When crypto funding rates show an increasing trend, it suggests that long positions are gaining dominance. Traders holding long positions are willing to pay short traders, indicating a prevailing bullish sentiment in the market.
Example: If Bitcoin's price has been on a week-long rise, an increasing trend in the funding rate could be anticipated, reflecting heightened expectations and confidence among traders in the cryptocurrency's upward trajectory.
This period may also witness a surge in leveraged positions as traders based on recent euphoria might enter the market. However, caution is advised, as cumulative liquidations could occur in the event of a steep price move, resulting in partial or total loss for those holding leveraged positions. Crypto exchanges might forcefully close such positions, especially if funding levels indicate unusually high fees.
Conversely, a decreasing trend in funding rates implies that short positions are gaining dominance. Short traders are willing to pay long traders, suggesting a bearish sentiment in the market.
Example: During a period of heightened uncertainty in the crypto markets, a decreasing trend in funding rates may coincide with traders adopting a cautious approach, leading to an increase in short positions. Traders might be borrowing funds to take leveraged short positions, anticipating a negative funding rate due to the prevailing bearish sentiment.
A Perpetual contract in the cryptocurrency market is intricately tied to funding rates, which are periodic payments exchanged between traders to bring the perpetual futures contract price in alignment with the index price. These rates are crucial in narrowing the gap created during the perpetual period, aiming to maintain proximity to spot prices.
Funding rates reflect market behavior and data shows traders insights into derivative market dynamics. However, it's essential to avoid simplistic correlations, as high funding rates don't necessarily predict an inevitable price drop.
Understanding the sentiment conveyed by funding rates—whether bullish with positive rates or bearish with negative rates—provides traders with valuable information to navigate the complex landscape of perpetual contracts in cryptocurrency markets. This includes gauging price rise expectations, assessing a funding fee for traders' leveraged positions, and indicating highly leveraged bets in the market.
Traders hoping to capitalize on bullish bets need to monitor funding rates closely, considering their impact on spot markets led by bitcoin traders. Balancing a leveraged position with an understanding of the trader's initial margin is key to navigating the dynamics of highly leveraged bets and making informed decisions in this dynamic market environment.
In such scenarios, it is crucial for traders to assess the market carefully, ensuring they have sufficient funds to cover potential losses, especially in leveraged positions.
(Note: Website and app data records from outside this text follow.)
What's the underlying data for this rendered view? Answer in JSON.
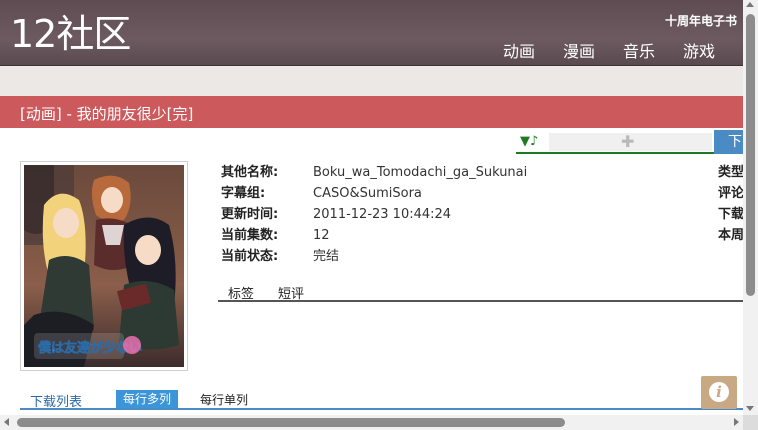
{
  "site": {
    "logo": "12社区",
    "tagline": "十周年电子书",
    "nav": [
      "动画",
      "漫画",
      "音乐",
      "游戏"
    ]
  },
  "page": {
    "title": "[动画] - 我的朋友很少[完]"
  },
  "toolbar": {
    "play_symbol": "▼♪",
    "plugin_icon": "puzzle-icon",
    "download_label": "下"
  },
  "info": {
    "rows": [
      {
        "label": "其他名称:",
        "value": "Boku_wa_Tomodachi_ga_Sukunai"
      },
      {
        "label": "字幕组:",
        "value": "CASO&SumiSora"
      },
      {
        "label": "更新时间:",
        "value": "2011-12-23 10:44:24"
      },
      {
        "label": "当前集数:",
        "value": "12"
      },
      {
        "label": "当前状态:",
        "value": "完结"
      }
    ],
    "right_labels": [
      "类型",
      "评论",
      "下载",
      "本周"
    ]
  },
  "subtabs": [
    "标签",
    "短评"
  ],
  "downloads": {
    "title": "下载列表",
    "mode_multi": "每行多列",
    "mode_single": "每行单列"
  },
  "cover": {
    "logo_text": "僕は友達が少ない"
  },
  "colors": {
    "header": "#5e4c52",
    "title_bar": "#cc5a5d",
    "accent_blue": "#4a8bc4",
    "accent_green": "#1f7a25"
  }
}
The negative funding rate could indicate a pessimistic outlook for the underlying asset, and traders should be mindful of the risks associated with leveraged trading in volatile crypto markets.
Delving deeper into the space of cryptocurrency derivatives, understanding the dynamics of crypto futures funding rates becomes paramount for traders and market watchers alike.
Examining trends in these rates unveils the ebb and flow of market dynamics, providing traders with valuable insights into the ever-shifting landscape of crypto futures and spot markets. As market participants navigate this intricate interplay between futures trading and spot markets, the significance of funding rates becomes increasingly apparent, offering a nuanced perspective for strategic decision-making.